In this well-loved story, milkman and caring father Tevye (Yehezkel Lazarov) navigates the complexities of familial, religious, and social expectations surrounding the marriages of his three eldest daughters. Motivated by his Jewish faith and his strong love for his daughters, Tevye tries to balance their happiness while maintaining his community’s traditions. All this happens against the backdrop of 1904 Russia. While his wife, Golde (Maite Uzal) and matchmaker Yente (Carol Beaugard) urge Tevye to make prudent matches for the girls, he often lets them follow their hearts, even to his own hurt. Filled with songs we all know and love, this production of Fiddler on the Roof will keep your toes tapping.
While Fiddler on the Roof revolves around the love lives of Tevye’s daughters, they have very few songs. As an ensemble, the three eldest Tzeitel (Mel Weyn), Hodel (Ruthy Froch) and Chava (Natalie Powers) get the crowd-favorite “Matchmaker, Matchmaker.” This song sets the tone for the rest of the play. If the matchmaker doesn’t find someone good for them, they realize that their lives will be horrible -- hence, “It’s not that I’m sentimental, it’s just that I’m terrified!” The arc of this song incites the girls to take matters into their own hands. Weyn, Froch, and Powers are great together and their tambers mix beautifully. There is a genuine warmth in their movements and horsing around that feels natural and deeply familial. This chemistry crosses over to their love interests as well. Motel’s (Jesse Weil) affected sheepishness turns to confidence and Perchik’s (Ryne Nardecchia) hard-line political beliefs are tempered (ever so slightly) by his love for Hodel. Both Chava and Fyedka (Joshua Logan Alexander) get the short end of the script and so get very little time on stage to develop.
Given that the town of Anatevka is so unimposing, grappling with its set design is always challenging -- a bit like trying to make meat, potatoes, and gravy anything other than white and brown… In this case, the scenic design by Michael Yeargan sticks to classic staging. Particularly good is the tavern, with the Jewish patrons on one side and the Christan Russians on the other, divided by a pronounced but not excessive wall. When activated by the song “To Life” and its associated revelry, the tavern puts one in mind of a listing ship -- its passengers pitched back and forth, mixed up and (almost) indistinguishable. Its choreography (originally by Jerome Robbins and reimagined for production by Hofesh Shechter), alongside “Prologue: Tradition,” was some of the best of the evening. Small bits of choreography get passed back and forth between the groups, making them feel more chummy and mixed than they actually are.
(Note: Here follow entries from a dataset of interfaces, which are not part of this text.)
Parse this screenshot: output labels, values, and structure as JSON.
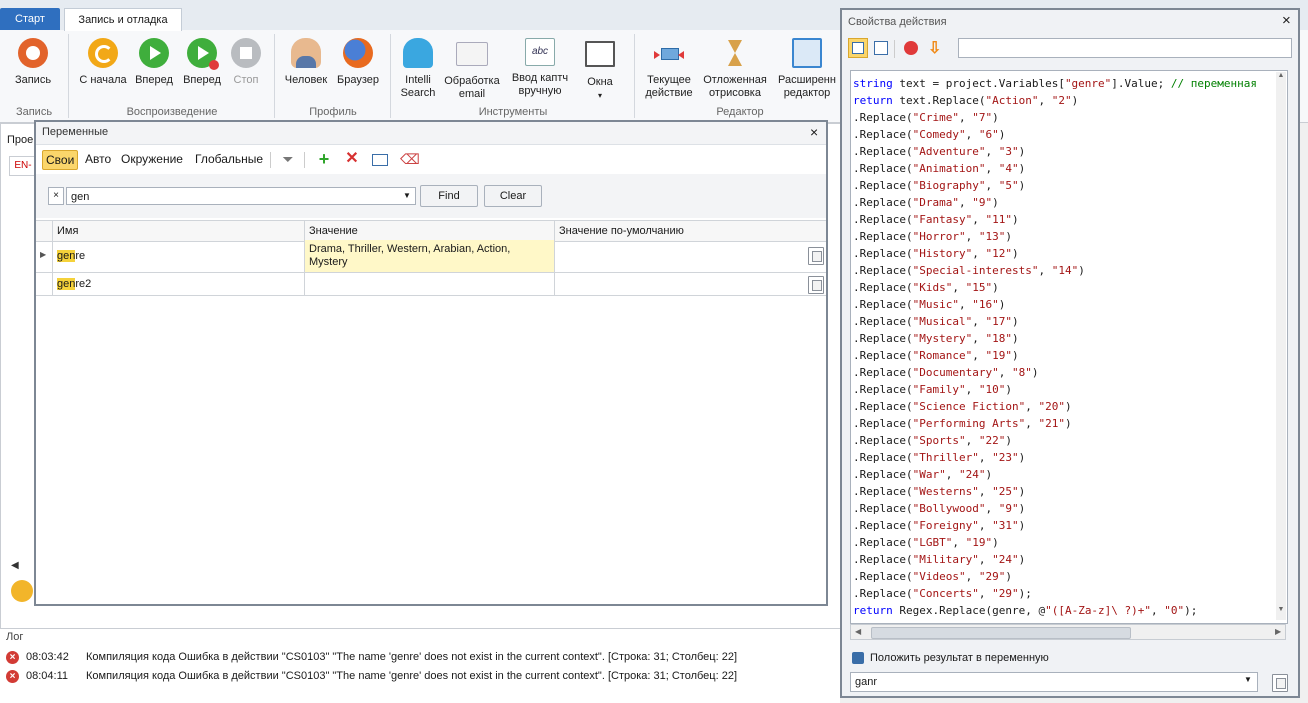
{
  "ribbon": {
    "tabs": [
      "Старт",
      "Запись и отладка"
    ],
    "buttons": {
      "record": "Запись",
      "from_start": "С начала",
      "forward": "Вперед",
      "forward2": "Вперед",
      "stop": "Стоп",
      "human": "Человек",
      "browser": "Браузер",
      "intelli_1": "Intelli",
      "intelli_2": "Search",
      "email_1": "Обработка",
      "email_2": "email",
      "captcha_1": "Ввод каптч",
      "captcha_2": "вручную",
      "windows": "Окна",
      "current_1": "Текущее",
      "current_2": "действие",
      "deferred_1": "Отложенная",
      "deferred_2": "отрисовка",
      "extended_1": "Расширенн",
      "extended_2": "редактор"
    },
    "groups": {
      "record": "Запись",
      "playback": "Воспроизведение",
      "profile": "Профиль",
      "tools": "Инструменты",
      "editor": "Редактор"
    }
  },
  "leftpanel": {
    "tab_label": "Прое",
    "lang": "EN-"
  },
  "variables": {
    "title": "Переменные",
    "tabs": [
      "Свои",
      "Авто",
      "Окружение",
      "Глобальные"
    ],
    "search_value": "gen",
    "find_label": "Find",
    "clear_label": "Clear",
    "columns": [
      "Имя",
      "Значение",
      "Значение по-умолчанию"
    ],
    "rows": [
      {
        "name_hl": "gen",
        "name_rest": "re",
        "value_1": "Drama, Thriller, Western, Arabian, Action,",
        "value_2": "Mystery",
        "default": ""
      },
      {
        "name_hl": "gen",
        "name_rest": "re2",
        "value_1": "",
        "value_2": "",
        "default": ""
      }
    ]
  },
  "properties": {
    "title": "Свойства действия",
    "save_label": "Положить результат в переменную",
    "result_var": "ganr",
    "code_lines": [
      {
        "a": "string",
        "b": " text = project.Variables[",
        "c": "\"genre\"",
        "d": "].Value; ",
        "e": "// переменная"
      },
      {
        "a": "return",
        "b": " text.Replace(",
        "c": "\"Action\"",
        "d": ", ",
        "e2": "\"2\"",
        "f": ")"
      }
    ],
    "replaces": [
      [
        "Crime",
        "7"
      ],
      [
        "Comedy",
        "6"
      ],
      [
        "Adventure",
        "3"
      ],
      [
        "Animation",
        "4"
      ],
      [
        "Biography",
        "5"
      ],
      [
        "Drama",
        "9"
      ],
      [
        "Fantasy",
        "11"
      ],
      [
        "Horror",
        "13"
      ],
      [
        "History",
        "12"
      ],
      [
        "Special-interests",
        "14"
      ],
      [
        "Kids",
        "15"
      ],
      [
        "Music",
        "16"
      ],
      [
        "Musical",
        "17"
      ],
      [
        "Mystery",
        "18"
      ],
      [
        "Romance",
        "19"
      ],
      [
        "Documentary",
        "8"
      ],
      [
        "Family",
        "10"
      ],
      [
        "Science Fiction",
        "20"
      ],
      [
        "Performing Arts",
        "21"
      ],
      [
        "Sports",
        "22"
      ],
      [
        "Thriller",
        "23"
      ],
      [
        "War",
        "24"
      ],
      [
        "Westerns",
        "25"
      ],
      [
        "Bollywood",
        "9"
      ],
      [
        "Foreigny",
        "31"
      ],
      [
        "LGBT",
        "19"
      ],
      [
        "Military",
        "24"
      ],
      [
        "Videos",
        "29"
      ],
      [
        "Concerts",
        "29"
      ]
    ],
    "last_line": {
      "kw": "return",
      "b": " Regex.Replace(genre, @",
      "c": "\"([A-Za-z]\\ ?)+\"",
      "d": ", ",
      "e": "\"0\"",
      "f": ");"
    }
  },
  "log": {
    "title": "Лог",
    "entries": [
      {
        "time": "08:03:42",
        "text": "Компиляция кода  Ошибка в действии \"CS0103\" \"The name 'genre' does not exist in the current context\". [Строка: 31; Столбец: 22]"
      },
      {
        "time": "08:04:11",
        "text": "Компиляция кода  Ошибка в действии \"CS0103\" \"The name 'genre' does not exist in the current context\". [Строка: 31; Столбец: 22]"
      }
    ]
  }
}
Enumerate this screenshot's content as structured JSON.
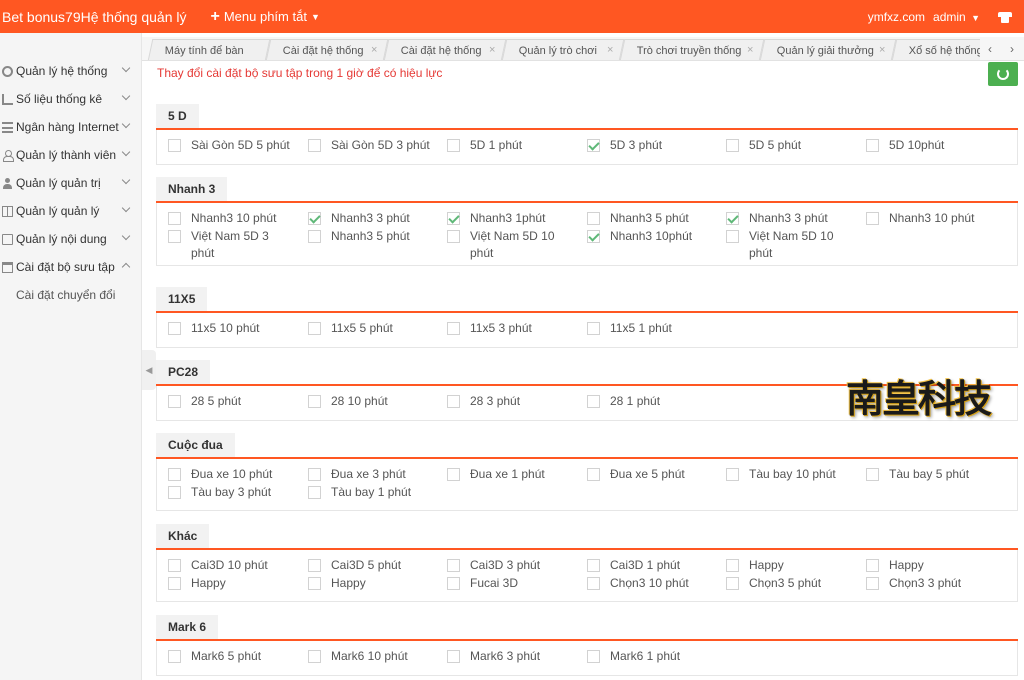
{
  "header": {
    "brand": "Bet bonus79Hệ thống quản lý",
    "menu_shortcut": "Menu phím tắt",
    "domain": "ymfxz.com",
    "user": "admin"
  },
  "sidebar": {
    "items": [
      {
        "label": "Quản lý hệ thống",
        "icon": "gear-icon"
      },
      {
        "label": "Số liệu thống kê",
        "icon": "chart-icon"
      },
      {
        "label": "Ngân hàng Internet",
        "icon": "list-icon"
      },
      {
        "label": "Quản lý thành viên",
        "icon": "user-icon"
      },
      {
        "label": "Quản lý quản trị",
        "icon": "person-icon"
      },
      {
        "label": "Quản lý quản lý",
        "icon": "grid-icon"
      },
      {
        "label": "Quản lý nội dung",
        "icon": "book-icon"
      },
      {
        "label": "Cài đặt bộ sưu tập",
        "icon": "folder-icon"
      }
    ],
    "sub_items": [
      "Cài đặt chuyển đổi"
    ]
  },
  "tabs": [
    {
      "label": "Máy tính để bàn"
    },
    {
      "label": "Cài đặt hệ thống"
    },
    {
      "label": "Cài đặt hệ thống"
    },
    {
      "label": "Quản lý trò chơi"
    },
    {
      "label": "Trò chơi truyền thống"
    },
    {
      "label": "Quản lý giải thưởng"
    },
    {
      "label": "Xổ số hệ thống"
    }
  ],
  "notice": "Thay đổi cài đặt bộ sưu tập trong 1 giờ để có hiệu lực",
  "logo_text": "南皇科技",
  "sections": [
    {
      "title": "5 D",
      "options": [
        {
          "label": "Sài Gòn 5D 5 phút",
          "checked": false
        },
        {
          "label": "Sài Gòn 5D 3 phút",
          "checked": false
        },
        {
          "label": "5D 1 phút",
          "checked": false
        },
        {
          "label": "5D 3 phút",
          "checked": true
        },
        {
          "label": "5D 5 phút",
          "checked": false
        },
        {
          "label": "5D 10phút",
          "checked": false
        }
      ]
    },
    {
      "title": "Nhanh 3",
      "options": [
        {
          "label": "Nhanh3 10 phút",
          "checked": false
        },
        {
          "label": "Nhanh3 3 phút",
          "checked": true
        },
        {
          "label": "Nhanh3 1phút",
          "checked": true
        },
        {
          "label": "Nhanh3 5 phút",
          "checked": false
        },
        {
          "label": "Nhanh3 3 phút",
          "checked": true
        },
        {
          "label": "Nhanh3 10 phút",
          "checked": false
        },
        {
          "label": "Việt Nam 5D 3 phút",
          "checked": false
        },
        {
          "label": "Nhanh3 5 phút",
          "checked": false
        },
        {
          "label": "Việt Nam 5D 10 phút",
          "checked": false
        },
        {
          "label": "Nhanh3 10phút",
          "checked": true
        },
        {
          "label": "Việt Nam 5D 10 phút",
          "checked": false
        }
      ]
    },
    {
      "title": "11X5",
      "options": [
        {
          "label": "11x5 10 phút",
          "checked": false
        },
        {
          "label": "11x5 5 phút",
          "checked": false
        },
        {
          "label": "11x5 3 phút",
          "checked": false
        },
        {
          "label": "11x5 1 phút",
          "checked": false
        }
      ]
    },
    {
      "title": "PC28",
      "options": [
        {
          "label": "28 5 phút",
          "checked": false
        },
        {
          "label": "28 10 phút",
          "checked": false
        },
        {
          "label": "28 3 phút",
          "checked": false
        },
        {
          "label": "28 1 phút",
          "checked": false
        }
      ]
    },
    {
      "title": "Cuộc đua",
      "options": [
        {
          "label": "Đua xe 10 phút",
          "checked": false
        },
        {
          "label": "Đua xe 3 phút",
          "checked": false
        },
        {
          "label": "Đua xe 1 phút",
          "checked": false
        },
        {
          "label": "Đua xe 5 phút",
          "checked": false
        },
        {
          "label": "Tàu bay 10 phút",
          "checked": false
        },
        {
          "label": "Tàu bay 5 phút",
          "checked": false
        },
        {
          "label": "Tàu bay 3 phút",
          "checked": false
        },
        {
          "label": "Tàu bay 1 phút",
          "checked": false
        }
      ]
    },
    {
      "title": "Khác",
      "options": [
        {
          "label": "Cai3D 10 phút",
          "checked": false
        },
        {
          "label": "Cai3D 5 phút",
          "checked": false
        },
        {
          "label": "Cai3D 3 phút",
          "checked": false
        },
        {
          "label": "Cai3D 1 phút",
          "checked": false
        },
        {
          "label": "Happy",
          "checked": false
        },
        {
          "label": "Happy",
          "checked": false
        },
        {
          "label": "Happy",
          "checked": false
        },
        {
          "label": "Happy",
          "checked": false
        },
        {
          "label": "Fucai 3D",
          "checked": false
        },
        {
          "label": "Chọn3 10 phút",
          "checked": false
        },
        {
          "label": "Chọn3 5 phút",
          "checked": false
        },
        {
          "label": "Chọn3 3 phút",
          "checked": false
        }
      ]
    },
    {
      "title": "Mark 6",
      "options": [
        {
          "label": "Mark6 5 phút",
          "checked": false
        },
        {
          "label": "Mark6 10 phút",
          "checked": false
        },
        {
          "label": "Mark6 3 phút",
          "checked": false
        },
        {
          "label": "Mark6 1 phút",
          "checked": false
        }
      ]
    }
  ],
  "colors": {
    "accent": "#ff5722",
    "check": "#5fb878",
    "notice": "#e53935",
    "refresh": "#4caf50"
  }
}
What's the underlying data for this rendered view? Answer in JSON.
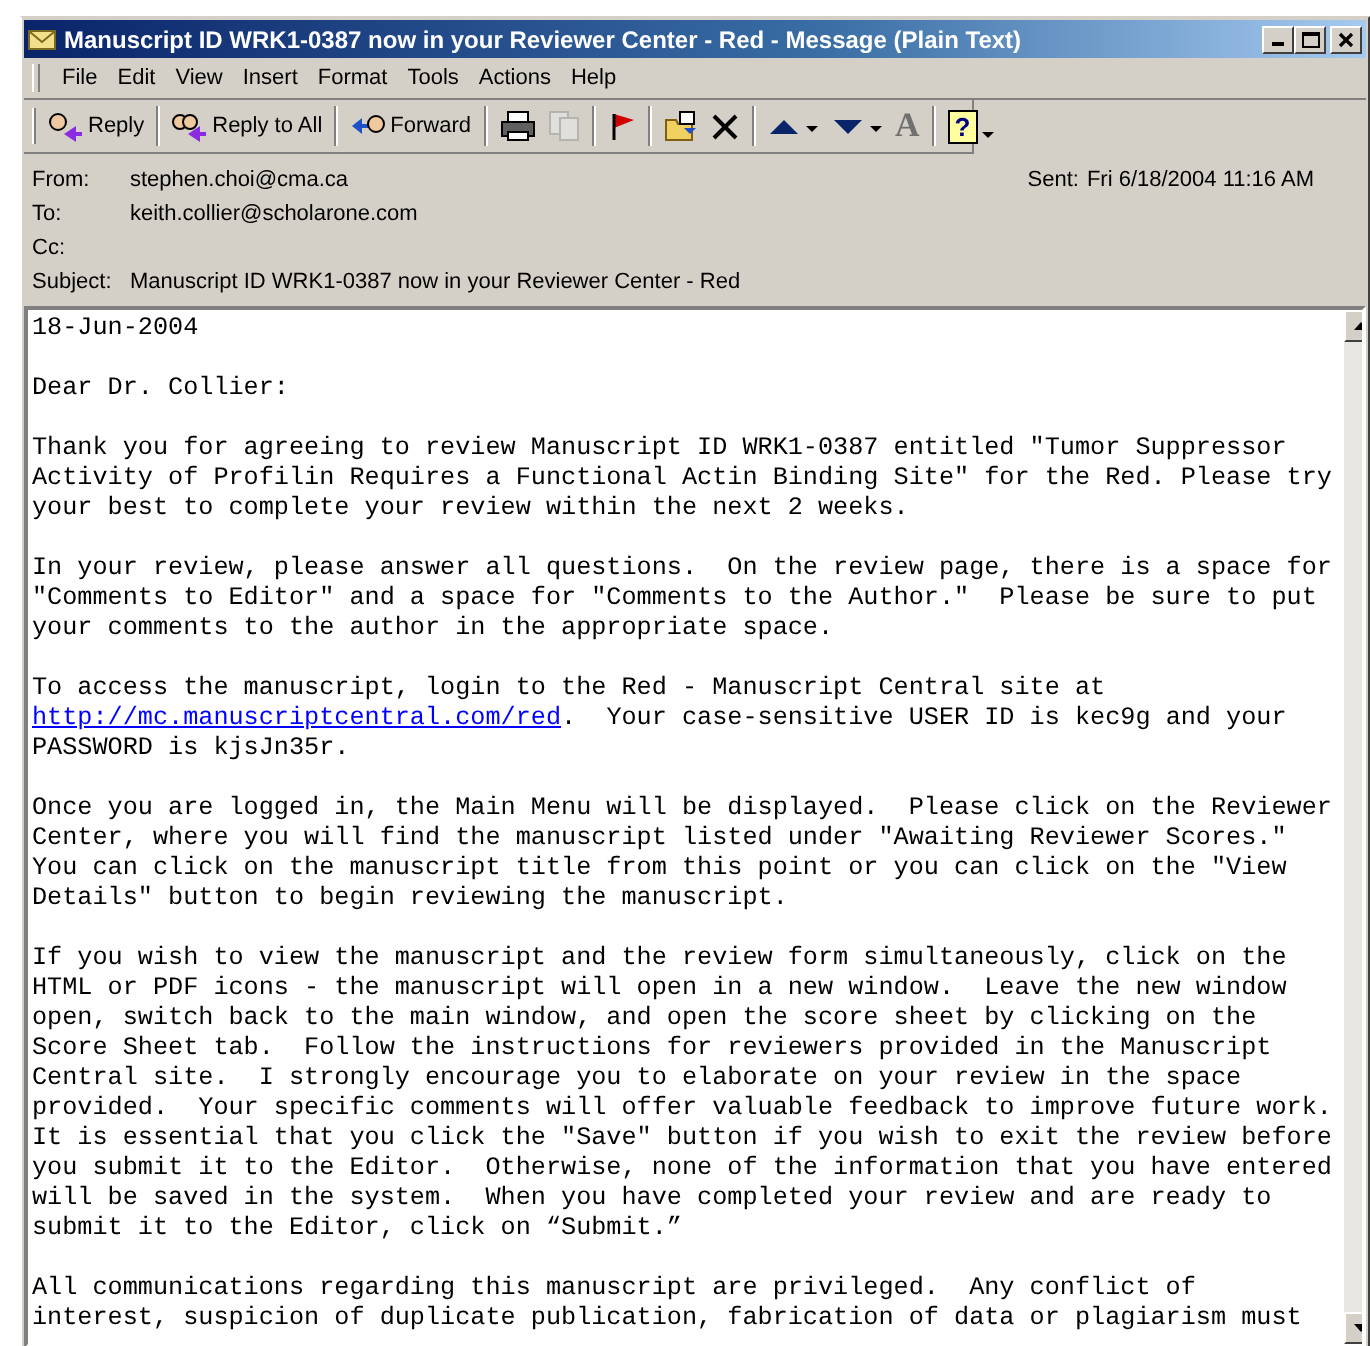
{
  "window": {
    "title": "Manuscript ID WRK1-0387 now in your Reviewer Center - Red - Message (Plain Text)"
  },
  "menu": [
    {
      "label": "File"
    },
    {
      "label": "Edit"
    },
    {
      "label": "View"
    },
    {
      "label": "Insert"
    },
    {
      "label": "Format"
    },
    {
      "label": "Tools"
    },
    {
      "label": "Actions"
    },
    {
      "label": "Help"
    }
  ],
  "toolbar": [
    [
      {
        "kind": "reply",
        "label": "Reply",
        "disabled": false
      }
    ],
    [
      {
        "kind": "reply_all",
        "label": "Reply to All",
        "disabled": false
      }
    ],
    [
      {
        "kind": "forward",
        "label": "Forward",
        "disabled": false
      }
    ],
    [
      {
        "kind": "print",
        "disabled": false
      },
      {
        "kind": "copy",
        "disabled": true
      }
    ],
    [
      {
        "kind": "flag",
        "disabled": false
      }
    ],
    [
      {
        "kind": "move",
        "disabled": false
      },
      {
        "kind": "delete",
        "disabled": false
      }
    ],
    [
      {
        "kind": "previous",
        "disabled": false
      },
      {
        "kind": "next",
        "disabled": false
      },
      {
        "kind": "font",
        "label": "A",
        "disabled": true
      }
    ],
    [
      {
        "kind": "help",
        "label": "?",
        "disabled": false
      }
    ]
  ],
  "header": {
    "fields": [
      {
        "label": "From:",
        "value": "stephen.choi@cma.ca"
      },
      {
        "label": "To:",
        "value": "keith.collier@scholarone.com"
      },
      {
        "label": "Cc:"
      },
      {
        "label": "Subject:",
        "value": "Manuscript ID WRK1-0387 now in your Reviewer Center - Red"
      }
    ],
    "sent": {
      "label": "Sent:",
      "value": "Fri 6/18/2004 11:16 AM"
    }
  },
  "body": [
    [
      {
        "kind": "text",
        "text": "18-Jun-2004"
      }
    ],
    [
      {
        "kind": "text",
        "text": "Dear Dr. Collier:"
      }
    ],
    [
      {
        "kind": "text",
        "text": "Thank you for agreeing to review Manuscript ID WRK1-0387 entitled \"Tumor Suppressor\nActivity of Profilin Requires a Functional Actin Binding Site\" for the Red. Please try\nyour best to complete your review within the next 2 weeks."
      }
    ],
    [
      {
        "kind": "text",
        "text": "In your review, please answer all questions.  On the review page, there is a space for\n\"Comments to Editor\" and a space for \"Comments to the Author.\"  Please be sure to put\nyour comments to the author in the appropriate space."
      }
    ],
    [
      {
        "kind": "text",
        "text": "To access the manuscript, login to the Red - Manuscript Central site at\n"
      },
      {
        "kind": "link",
        "text": "http://mc.manuscriptcentral.com/red"
      },
      {
        "kind": "text",
        "text": ".  Your case-sensitive USER ID is kec9g and your\nPASSWORD is kjsJn35r."
      }
    ],
    [
      {
        "kind": "text",
        "text": "Once you are logged in, the Main Menu will be displayed.  Please click on the Reviewer\nCenter, where you will find the manuscript listed under \"Awaiting Reviewer Scores.\"\nYou can click on the manuscript title from this point or you can click on the \"View\nDetails\" button to begin reviewing the manuscript."
      }
    ],
    [
      {
        "kind": "text",
        "text": "If you wish to view the manuscript and the review form simultaneously, click on the\nHTML or PDF icons - the manuscript will open in a new window.  Leave the new window\nopen, switch back to the main window, and open the score sheet by clicking on the\nScore Sheet tab.  Follow the instructions for reviewers provided in the Manuscript\nCentral site.  I strongly encourage you to elaborate on your review in the space\nprovided.  Your specific comments will offer valuable feedback to improve future work.\nIt is essential that you click the \"Save\" button if you wish to exit the review before\nyou submit it to the Editor.  Otherwise, none of the information that you have entered\nwill be saved in the system.  When you have completed your review and are ready to\nsubmit it to the Editor, click on “Submit.”"
      }
    ],
    [
      {
        "kind": "text",
        "text": "All communications regarding this manuscript are privileged.  Any conflict of\ninterest, suspicion of duplicate publication, fabrication of data or plagiarism must"
      }
    ]
  ]
}
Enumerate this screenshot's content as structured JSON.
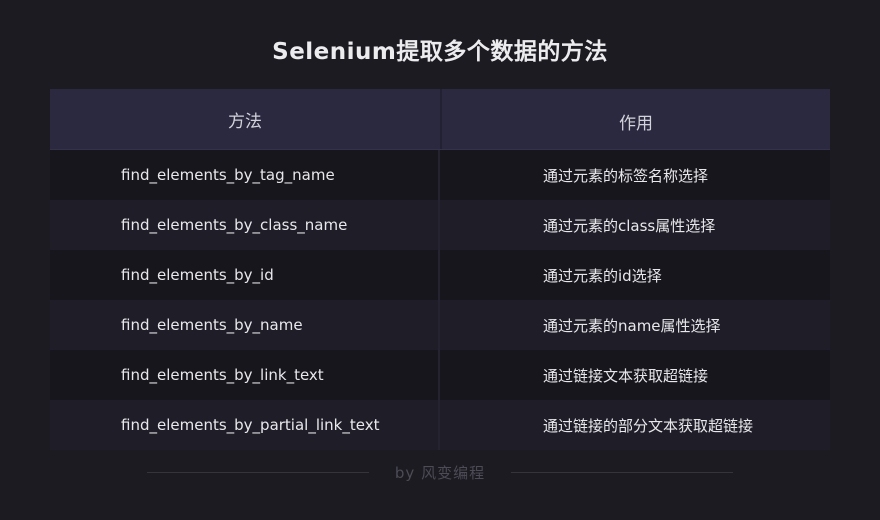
{
  "title": "Selenium提取多个数据的方法",
  "table": {
    "headers": [
      "方法",
      "作用"
    ],
    "rows": [
      {
        "method": "find_elements_by_tag_name",
        "purpose": "通过元素的标签名称选择"
      },
      {
        "method": "find_elements_by_class_name",
        "purpose": "通过元素的class属性选择"
      },
      {
        "method": "find_elements_by_id",
        "purpose": "通过元素的id选择"
      },
      {
        "method": "find_elements_by_name",
        "purpose": "通过元素的name属性选择"
      },
      {
        "method": "find_elements_by_link_text",
        "purpose": "通过链接文本获取超链接"
      },
      {
        "method": "find_elements_by_partial_link_text",
        "purpose": "通过链接的部分文本获取超链接"
      }
    ]
  },
  "footer": {
    "credit": "by 风变编程"
  },
  "colors": {
    "background": "#1c1b21",
    "header_bg": "#2a2940",
    "row_dark": "#17161c",
    "row_light": "#1f1e28"
  }
}
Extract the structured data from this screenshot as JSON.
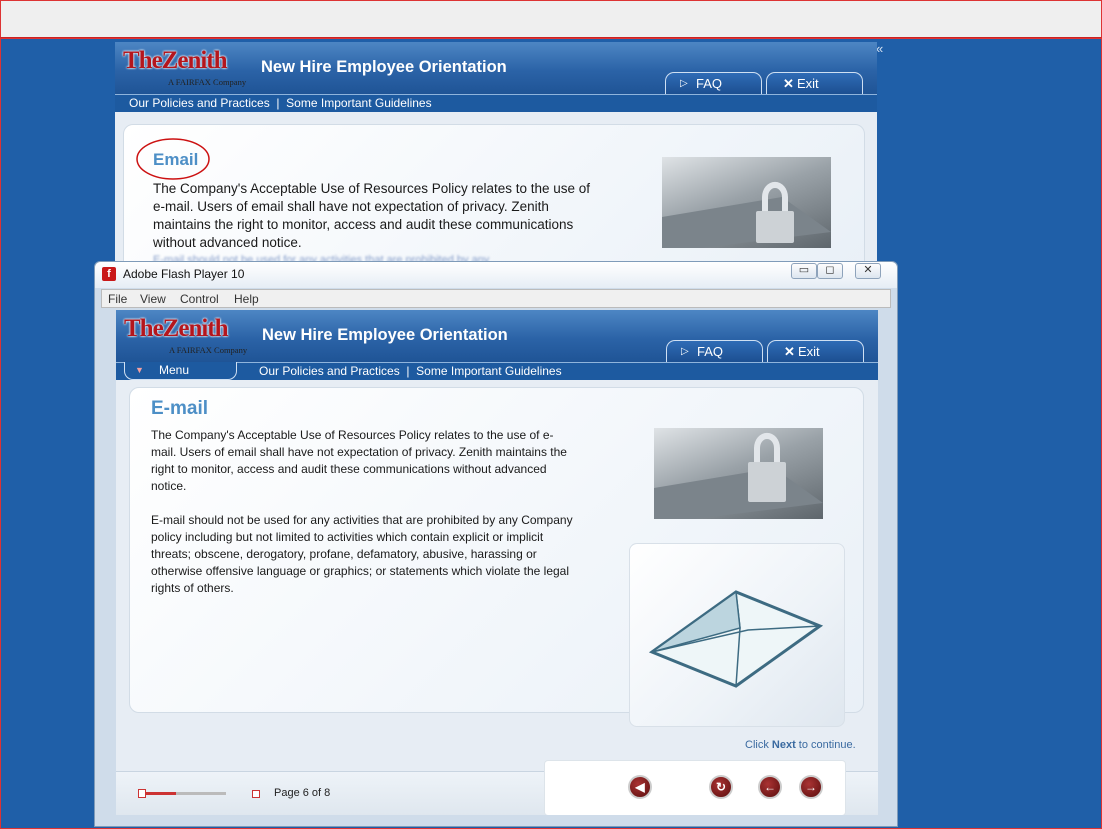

Chaim Topol’s Tevye looms over any production of this iconic musical, and you can feel Lazarov pushing against some of Topol’s choices. Lazarov brings a snarky, almost millennial edge to the character. He is a bit less reverent and a considerably more mischievous. He is tired, and while he wants to do the best things for his daughters, something in Lazarov’s characterization makes you realize how precious Tevye’s life is-- Lazarov’s Tevye realizes there is so little he can do to protect his daughters from the (so often hostile) world. When Hodel leaves for Siberia and sings the classic, “Far From the Home I Love,” you can almost feel Tevye’s inability to give her something to stay for as well as his fear for her to leave. In this production, Tevye starts and ends the play wearing a red hoodie. When the authorities come to force the Jewish population out of Anatevka, it is set against the strong vertical boards of a “barn” that looks just like pieces of the border wall between America and Mexico. These visual cues remind the audience that migration so often forced--governments change and asylum seekers are real. It’s an (admittedly) small reminder that the themes of this show continue to resonate for us; the mistakes of the past can always happen again if we do not vigilantly guard against them.
After 25 years, the plot and songs of this show are near and dear to me. I can see its holes, recite the punchlines to Tevye’s numerous dad jokes, and yet “Sunrise, Sunset” still makes me tear up, and “Sabbath Prayer” makes me yearn for Sunday dinners with my mother and grandmother. After 25 years, I suppose I love it, too. It doesn’t change a thing, but it is nice to know.
Fiddler on the Roof runs at the Orpheum Theater until August 4.